- [The problem]:
Scan the lines below for "slope" and copy the matches.

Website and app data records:
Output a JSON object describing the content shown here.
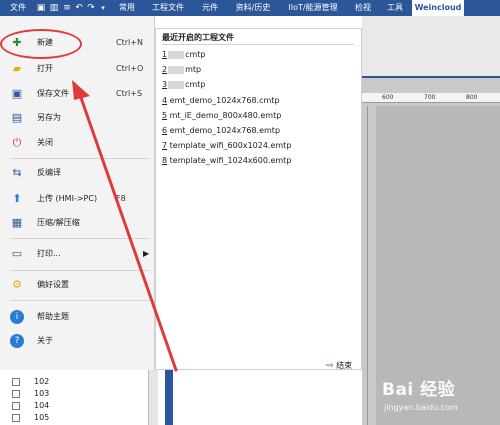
{
  "ribbon": {
    "tabs": [
      "文件",
      "常用",
      "工程文件",
      "元件",
      "资料/历史",
      "IIoT/能源管理",
      "检视",
      "工具",
      "Weincloud"
    ],
    "active_tab": "Weincloud",
    "accent": "#2b579a"
  },
  "file_menu": {
    "items": [
      {
        "label": "新建",
        "shortcut": "Ctrl+N",
        "icon": "new-file-icon"
      },
      {
        "label": "打开",
        "shortcut": "Ctrl+O",
        "icon": "folder-icon"
      },
      {
        "label": "保存文件",
        "shortcut": "Ctrl+S",
        "icon": "save-icon"
      },
      {
        "label": "另存为",
        "shortcut": "",
        "icon": "save-as-icon"
      },
      {
        "label": "关闭",
        "shortcut": "",
        "icon": "power-icon"
      },
      {
        "label": "反编译",
        "shortcut": "",
        "icon": "decompile-icon"
      },
      {
        "label": "上传 (HMI->PC)",
        "shortcut": "F8",
        "icon": "upload-icon"
      },
      {
        "label": "压缩/解压缩",
        "shortcut": "",
        "icon": "compress-icon"
      },
      {
        "label": "打印...",
        "shortcut": "",
        "icon": "print-icon"
      },
      {
        "label": "偏好设置",
        "shortcut": "",
        "icon": "preferences-icon"
      },
      {
        "label": "帮助主题",
        "shortcut": "",
        "icon": "info-icon"
      },
      {
        "label": "关于",
        "shortcut": "",
        "icon": "help-icon"
      }
    ]
  },
  "recent_files": {
    "title": "最近开启的工程文件",
    "files": [
      {
        "num": "1",
        "name": "cmtp",
        "obscured": true
      },
      {
        "num": "2",
        "name": "mtp",
        "obscured": true
      },
      {
        "num": "3",
        "name": "cmtp",
        "obscured": true
      },
      {
        "num": "4",
        "name": "emt_demo_1024x768.cmtp",
        "obscured": false
      },
      {
        "num": "5",
        "name": "mt_iE_demo_800x480.emtp",
        "obscured": false
      },
      {
        "num": "6",
        "name": "emt_demo_1024x768.emtp",
        "obscured": false
      },
      {
        "num": "7",
        "name": "template_wifi_600x1024.emtp",
        "obscured": false
      },
      {
        "num": "8",
        "name": "template_wifi_1024x600.emtp",
        "obscured": false
      }
    ],
    "close_label": "结束"
  },
  "background": {
    "ruler_ticks": [
      "600",
      "700",
      "800"
    ],
    "list_rows": [
      "102",
      "103",
      "104",
      "105"
    ]
  },
  "watermark": {
    "logo": "Bai 经验",
    "url": "jingyan.baidu.com"
  },
  "annotation_color": "#e03b3b"
}
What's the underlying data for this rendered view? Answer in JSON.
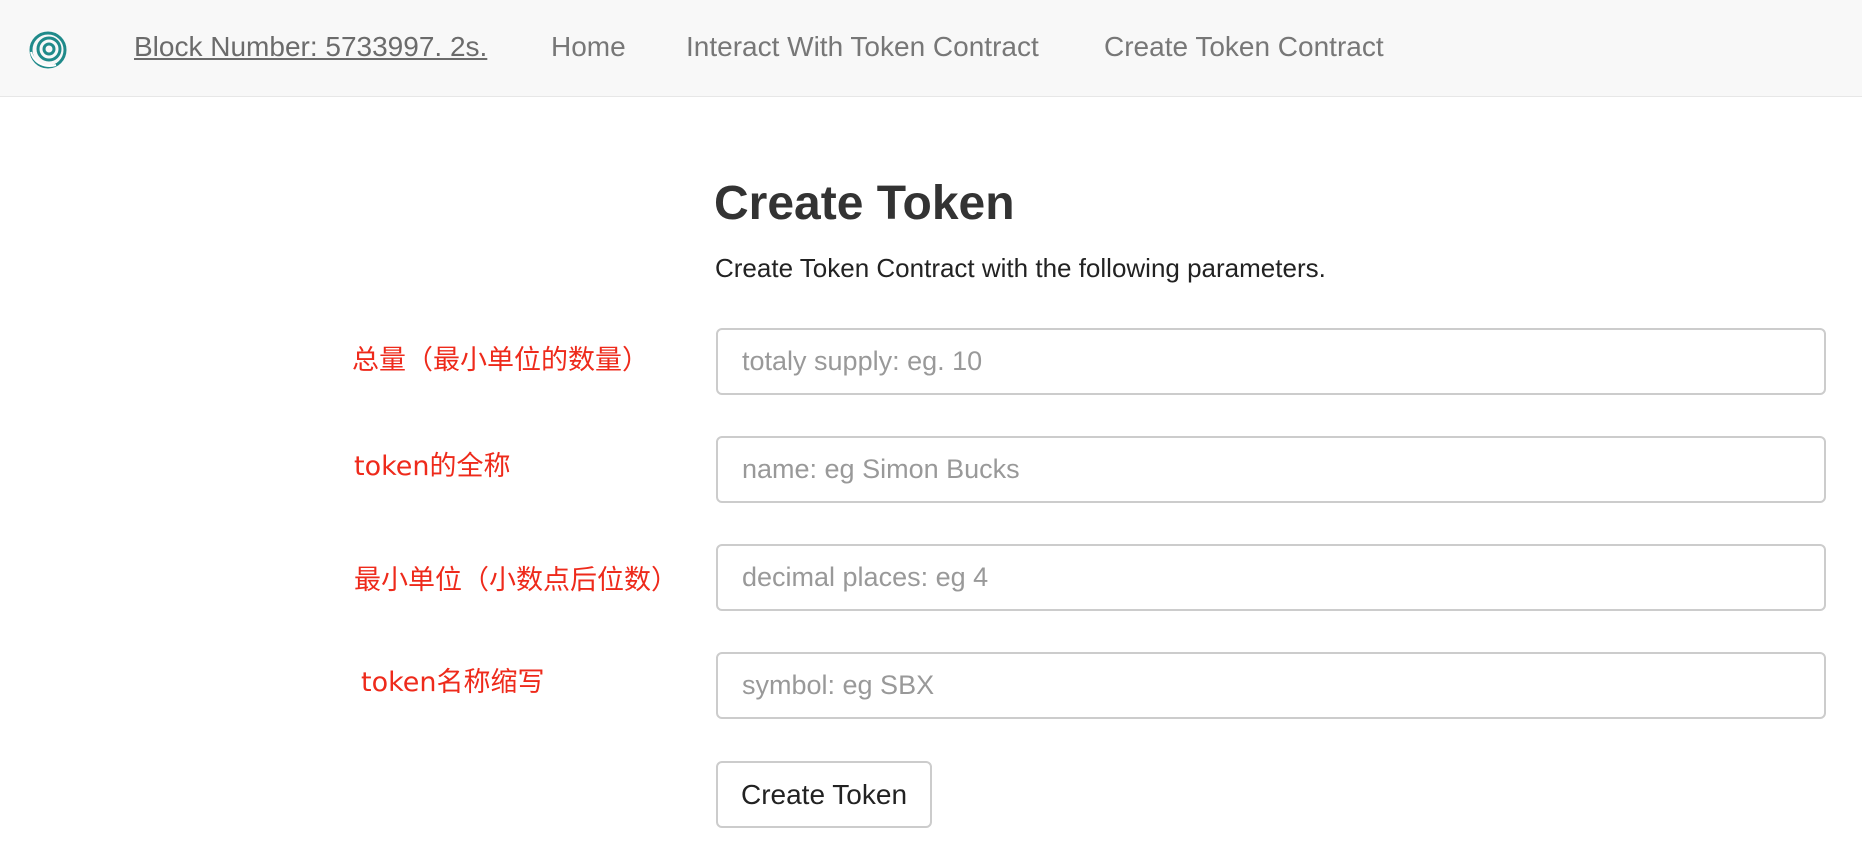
{
  "navbar": {
    "logo_icon": "spiral-logo-icon",
    "block_label": "Block Number: 5733997. 2s.",
    "links": [
      "Home",
      "Interact With Token Contract",
      "Create Token Contract"
    ]
  },
  "main": {
    "title": "Create Token",
    "description": "Create Token Contract with the following parameters."
  },
  "form": {
    "fields": [
      {
        "annotation": "总量（最小单位的数量）",
        "placeholder": "totaly supply: eg. 10",
        "value": ""
      },
      {
        "annotation": "token的全称",
        "placeholder": "name: eg Simon Bucks",
        "value": ""
      },
      {
        "annotation": "最小单位（小数点后位数）",
        "placeholder": "decimal places: eg 4",
        "value": ""
      },
      {
        "annotation": "token名称缩写",
        "placeholder": "symbol: eg SBX",
        "value": ""
      }
    ],
    "submit_label": "Create Token"
  },
  "colors": {
    "navbar_bg": "#f8f8f8",
    "nav_text": "#777777",
    "annotation": "#ee2a1b",
    "logo": "#1f8a8a"
  }
}
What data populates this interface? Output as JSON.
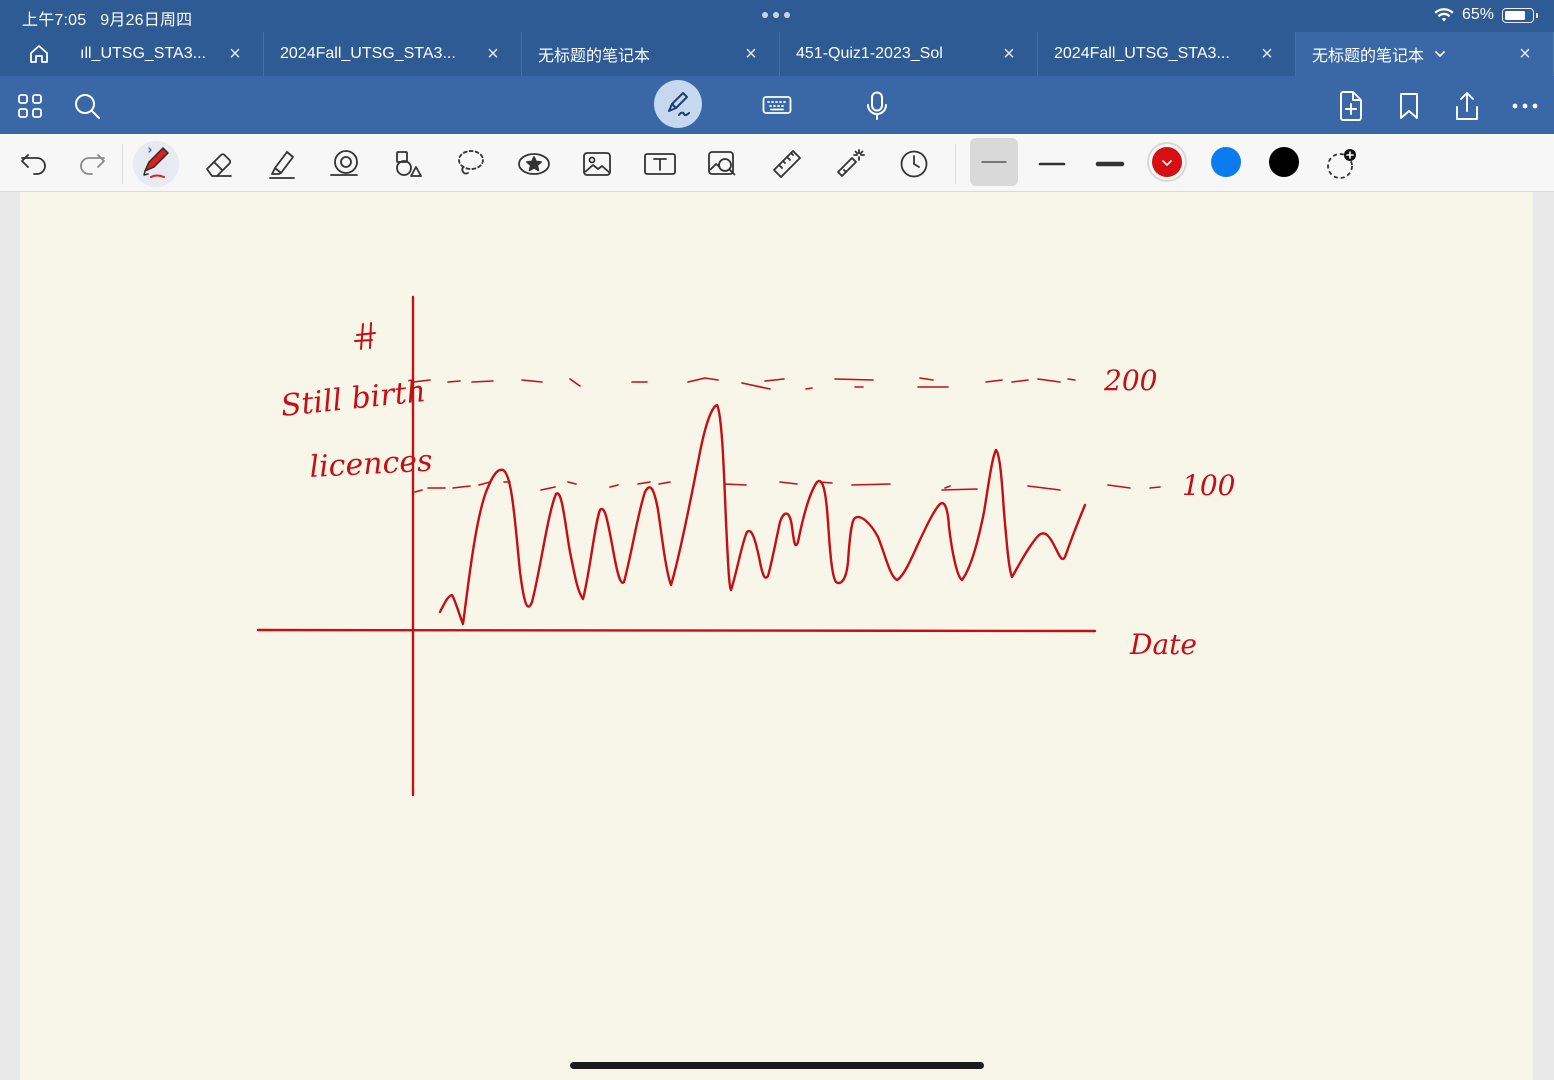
{
  "status_bar": {
    "time": "上午7:05",
    "date": "9月26日周四",
    "battery": "65%"
  },
  "tabs": [
    {
      "label": "ıll_UTSG_STA3...",
      "active": false
    },
    {
      "label": "2024Fall_UTSG_STA3...",
      "active": false
    },
    {
      "label": "无标题的笔记本",
      "active": false
    },
    {
      "label": "451-Quiz1-2023_Sol",
      "active": false
    },
    {
      "label": "2024Fall_UTSG_STA3...",
      "active": false
    },
    {
      "label": "无标题的笔记本",
      "active": true
    }
  ],
  "toolbar": {
    "left_icons": [
      "grid-icon",
      "search-icon"
    ],
    "center_icons": [
      "pen-mode-icon",
      "keyboard-icon",
      "microphone-icon"
    ],
    "right_icons": [
      "add-page-icon",
      "bookmark-icon",
      "share-icon",
      "more-icon"
    ]
  },
  "tools": [
    "undo-icon",
    "redo-icon",
    "pen-tool-icon",
    "eraser-icon",
    "highlighter-icon",
    "shape-icon",
    "element-icon",
    "lasso-icon",
    "sticker-icon",
    "image-icon",
    "text-box-icon",
    "zoom-window-icon",
    "ruler-icon",
    "laser-pointer-icon",
    "timer-icon"
  ],
  "colors": {
    "accent": "#2f5b94",
    "ink": "#c40f14",
    "swatch_red": "#d50f12",
    "swatch_blue": "#0a7cf0",
    "swatch_black": "#000000",
    "paper": "#f8f5e9"
  },
  "note": {
    "y_label_hash": "#",
    "y_label_line1": "Still birth",
    "y_label_line2": "licences",
    "level_200": "200",
    "level_100": "100",
    "x_label": "Date"
  }
}
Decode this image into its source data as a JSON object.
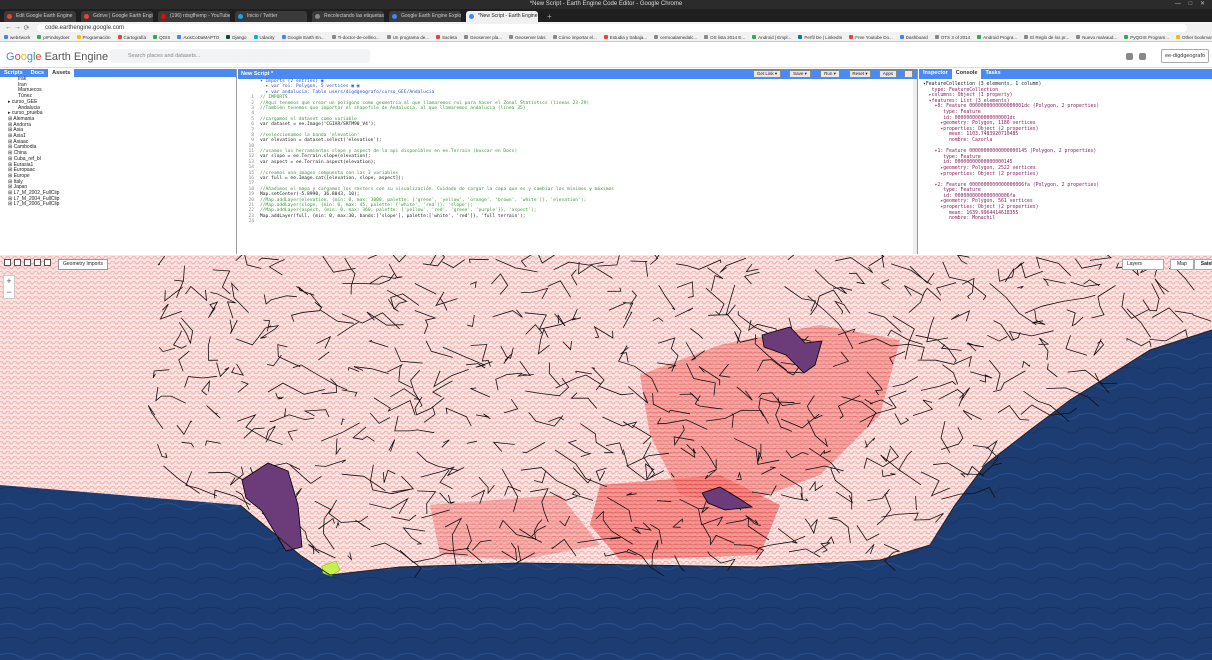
{
  "window": {
    "title": "*New Script - Earth Engine Code Editor - Google Chrome",
    "controls": "— □ ✕"
  },
  "tabs": [
    {
      "label": "Edit Google Earth Engine",
      "color": "#ea4335"
    },
    {
      "label": "Gdrive | Google Earth Engine",
      "color": "#ea4335"
    },
    {
      "label": "(196) rdsgfhemp - YouTube",
      "color": "#ff0000"
    },
    {
      "label": "Inicio / Twitter",
      "color": "#1da1f2"
    },
    {
      "label": "Recolectando las etiquetas del mar (c)",
      "color": "#888888"
    },
    {
      "label": "Google Earth Engine Explorer",
      "color": "#4285f4"
    },
    {
      "label": "*New Script - Earth Engine Co",
      "color": "#4285f4",
      "active": true
    }
  ],
  "address": {
    "url": "code.earthengine.google.com",
    "nav": [
      "←",
      "→",
      "⟳"
    ]
  },
  "bookmarks": [
    {
      "label": "web4work",
      "color": "#4285f4"
    },
    {
      "label": "prFindsydoer",
      "color": "#34a853"
    },
    {
      "label": "Programación",
      "color": "#fbbc05"
    },
    {
      "label": "Cartografía",
      "color": "#ea4335"
    },
    {
      "label": "QGIS",
      "color": "#34a853"
    },
    {
      "label": "AxisCoDaMAPTO",
      "color": "#4285f4"
    },
    {
      "label": "Django",
      "color": "#0c4b33"
    },
    {
      "label": "Udacity",
      "color": "#02b3e4"
    },
    {
      "label": "Google Earth En...",
      "color": "#4285f4"
    },
    {
      "label": "Ti-doctor-de-cellino...",
      "color": "#888888"
    },
    {
      "label": "Un programa de...",
      "color": "#888888"
    },
    {
      "label": "Sacleta",
      "color": "#ea4335"
    },
    {
      "label": "Geoserver pla...",
      "color": "#888888"
    },
    {
      "label": "Geoserver labs",
      "color": "#888888"
    },
    {
      "label": "Cómo importar el...",
      "color": "#888888"
    },
    {
      "label": "Estudia y trabaja...",
      "color": "#ea4335"
    },
    {
      "label": "cerrooalamedalc...",
      "color": "#888888"
    },
    {
      "label": "OS lista 2014 E...",
      "color": "#888888"
    },
    {
      "label": "Android | Empl...",
      "color": "#34a853"
    },
    {
      "label": "Perfil De | LinkedIn",
      "color": "#0077b5"
    },
    {
      "label": "Free Youtube Do...",
      "color": "#ea4335"
    },
    {
      "label": "Dashboard",
      "color": "#4285f4"
    },
    {
      "label": "OTS 3 of 2014",
      "color": "#888888"
    },
    {
      "label": "Android Progra...",
      "color": "#34a853"
    },
    {
      "label": "El Reglo de los pr...",
      "color": "#888888"
    },
    {
      "label": "Nuevo malvaud...",
      "color": "#888888"
    },
    {
      "label": "PyQGIS Program...",
      "color": "#34a853"
    },
    {
      "label": "Other bookmarks",
      "color": "#fbbc05"
    }
  ],
  "header": {
    "logo": [
      "G",
      "o",
      "o",
      "g",
      "l",
      "e",
      " Earth Engine"
    ],
    "search_placeholder": "Search places and datasets...",
    "user": "ee-digdgeografo"
  },
  "left_panel": {
    "tabs": [
      "Scripts",
      "Docs",
      "Assets"
    ],
    "tree": [
      {
        "label": "Irak",
        "indent": 2
      },
      {
        "label": "Iran",
        "indent": 2
      },
      {
        "label": "Marruecos",
        "indent": 2
      },
      {
        "label": "Túnez",
        "indent": 2
      },
      {
        "label": "▸ curso_GEE",
        "indent": 0
      },
      {
        "label": "Andalucia",
        "indent": 2
      },
      {
        "label": "▸ curso_prueba",
        "indent": 0
      },
      {
        "label": "⊞ Alemania",
        "indent": 0
      },
      {
        "label": "⊞ Andorra",
        "indent": 0
      },
      {
        "label": "⊞ Asia",
        "indent": 0
      },
      {
        "label": "⊞ Asia1",
        "indent": 0
      },
      {
        "label": "⊞ Asiaac",
        "indent": 0
      },
      {
        "label": "⊞ Cambodia",
        "indent": 0
      },
      {
        "label": "⊞ China",
        "indent": 0
      },
      {
        "label": "⊞ Cuba_ref_bl",
        "indent": 0
      },
      {
        "label": "⊞ Eurasia1",
        "indent": 0
      },
      {
        "label": "⊞ Europaac",
        "indent": 0
      },
      {
        "label": "⊞ Europe",
        "indent": 0
      },
      {
        "label": "⊞ Italy",
        "indent": 0
      },
      {
        "label": "⊞ Japan",
        "indent": 0
      },
      {
        "label": "⊞ L7_M_2002_FullClip",
        "indent": 0
      },
      {
        "label": "⊞ L7_M_2004_FullClip",
        "indent": 0
      },
      {
        "label": "⊞ L7_M_2006_FullClip",
        "indent": 0
      }
    ]
  },
  "editor": {
    "title": "New Script *",
    "buttons": [
      "Get Link ▾",
      "Save ▾",
      "Run ▾",
      "Reset ▾",
      "Apps"
    ],
    "lines": [
      {
        "n": "",
        "t": "▾ Imports (2 entries) ▣",
        "c": "kw"
      },
      {
        "n": "",
        "t": "  ▸ var roi: Polygon, 5 vertices ▣ ▣",
        "c": "kw"
      },
      {
        "n": "",
        "t": "  ▸ var andalucia: Table users/digdgeografo/curso_GEE/Andalucia",
        "c": "kw"
      },
      {
        "n": "1",
        "t": "// IMPORTS",
        "c": "cm"
      },
      {
        "n": "2",
        "t": "//Aquí tenemos que crear un polígono como geometría al que llamaremos roi para hacer el Zonal Statistics (líneas 23-29)",
        "c": "cm"
      },
      {
        "n": "3",
        "t": "//También tenemos que importar el shapefile de Andalucía, al que llamaremos andalucia (línea 35)",
        "c": "cm"
      },
      {
        "n": "4",
        "t": "",
        "c": "vr"
      },
      {
        "n": "5",
        "t": "//cargamos el dataset como variable",
        "c": "cm"
      },
      {
        "n": "6",
        "t": "var dataset = ee.Image('CGIAR/SRTM90_V4');",
        "c": "vr"
      },
      {
        "n": "7",
        "t": "",
        "c": "vr"
      },
      {
        "n": "8",
        "t": "//seleccionamos la banda 'elevation'",
        "c": "cm"
      },
      {
        "n": "9",
        "t": "var elevation = dataset.select('elevation');",
        "c": "vr"
      },
      {
        "n": "10",
        "t": "",
        "c": "vr"
      },
      {
        "n": "11",
        "t": "//usamos las herramientas slope y aspect de la api disponibles en ee.Terrain (buscar en Docs)",
        "c": "cm"
      },
      {
        "n": "12",
        "t": "var slope = ee.Terrain.slope(elevation);",
        "c": "vr"
      },
      {
        "n": "13",
        "t": "var aspect = ee.Terrain.aspect(elevation);",
        "c": "vr"
      },
      {
        "n": "14",
        "t": "",
        "c": "vr"
      },
      {
        "n": "15",
        "t": "//creamos una imagen compuesta con las 3 variables",
        "c": "cm"
      },
      {
        "n": "16",
        "t": "var full = ee.Image.cat([elevation, slope, aspect]);",
        "c": "vr"
      },
      {
        "n": "17",
        "t": "",
        "c": "vr"
      },
      {
        "n": "18",
        "t": "//Añadimos el mapa y cargamos los rasters con su visualización. Cuidado de cargar la capa que es y cambiar los mínimos y máximos",
        "c": "cm"
      },
      {
        "n": "19",
        "t": "Map.setCenter(-5.8990, 36.8043, 10);",
        "c": "vr"
      },
      {
        "n": "20",
        "t": "//Map.addLayer(elevation, {min: 0, max: 3000, palette: ['green', 'yellow', 'orange', 'brown', 'white']}, 'elevation');",
        "c": "cm"
      },
      {
        "n": "21",
        "t": "//Map.addLayer(slope, {min: 0, max: 45, palette: ['white', 'red']}, 'slope');",
        "c": "cm"
      },
      {
        "n": "22",
        "t": "//Map.addLayer(aspect, {min: 0, max: 360, palette: ['yellow', 'red', 'green', 'purple']}, 'aspect');",
        "c": "cm"
      },
      {
        "n": "23",
        "t": "Map.addLayer(full, {min: 0, max:30, bands:['slope'], palette:['white', 'red']}, 'full terrain');",
        "c": "vr"
      },
      {
        "n": "24",
        "t": "",
        "c": "vr"
      }
    ]
  },
  "right_panel": {
    "tabs": [
      "Inspector",
      "Console",
      "Tasks"
    ],
    "console": [
      {
        "t": "▾FeatureCollection (3 elements, 1 column)",
        "k": false
      },
      {
        "t": "   type: FeatureCollection",
        "k": true
      },
      {
        "t": "  ▸columns: Object (1 property)",
        "k": true
      },
      {
        "t": "  ▾features: List (3 elements)",
        "k": true
      },
      {
        "t": "    ▾0: Feature 0000000000000000001dc (Polygon, 2 properties)",
        "k": true
      },
      {
        "t": "       type: Feature",
        "k": true
      },
      {
        "t": "       id: 0000000000000000001dc",
        "k": true
      },
      {
        "t": "      ▸geometry: Polygon, 1186 vertices",
        "k": true
      },
      {
        "t": "      ▾properties: Object (2 properties)",
        "k": true
      },
      {
        "t": "         mean: 1103.7483920710485",
        "k": true
      },
      {
        "t": "         nombre: Cazorla",
        "k": true
      },
      {
        "t": "",
        "k": false
      },
      {
        "t": "    ▾1: Feature 00000000000000000145 (Polygon, 2 properties)",
        "k": true
      },
      {
        "t": "       type: Feature",
        "k": true
      },
      {
        "t": "       id: 00000000000000000145",
        "k": true
      },
      {
        "t": "      ▸geometry: Polygon, 2522 vertices",
        "k": true
      },
      {
        "t": "      ▸properties: Object (2 properties)",
        "k": true
      },
      {
        "t": "",
        "k": false
      },
      {
        "t": "    ▾2: Feature 0000000000000000006fa (Polygon, 2 properties)",
        "k": true
      },
      {
        "t": "       type: Feature",
        "k": true
      },
      {
        "t": "       id: 0000000000000000006fa",
        "k": true
      },
      {
        "t": "      ▸geometry: Polygon, 561 vertices",
        "k": true
      },
      {
        "t": "      ▾properties: Object (2 properties)",
        "k": true
      },
      {
        "t": "         mean: 1639.9964414618355",
        "k": true
      },
      {
        "t": "         nombre: Monachil",
        "k": true
      }
    ]
  },
  "map": {
    "geometry_imports": "Geometry Imports",
    "layers": "Layers",
    "map_types": [
      "Map",
      "Satellite"
    ],
    "zoom": [
      "+",
      "−"
    ],
    "colors": {
      "sea": "#1b3a6b",
      "land": "#fbe4e2",
      "slope": "#e33a3a",
      "highlight": "#6b3b7a",
      "roi": "#c8f04a"
    }
  }
}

- [Exercise response]:
        "t": "//usamos las herramientas slope y aspect de la api disponibles en ee.Terrain (buscar en Docs)",
        "t": "var slope = ee.Terrain.slope(elevation);",
        "t": "var full = ee.Image.cat([elevation, slope, aspect]);",
        "t": "//Map.addLayer(slope, {min: 0, max: 45, palette: ['white', 'red']}, 'slope');",
        "t": "Map.addLayer(full, {min: 0, max:30, bands:['slope'], palette:['white', 'red']}, 'full terrain');",
      "slope": "#e33a3a",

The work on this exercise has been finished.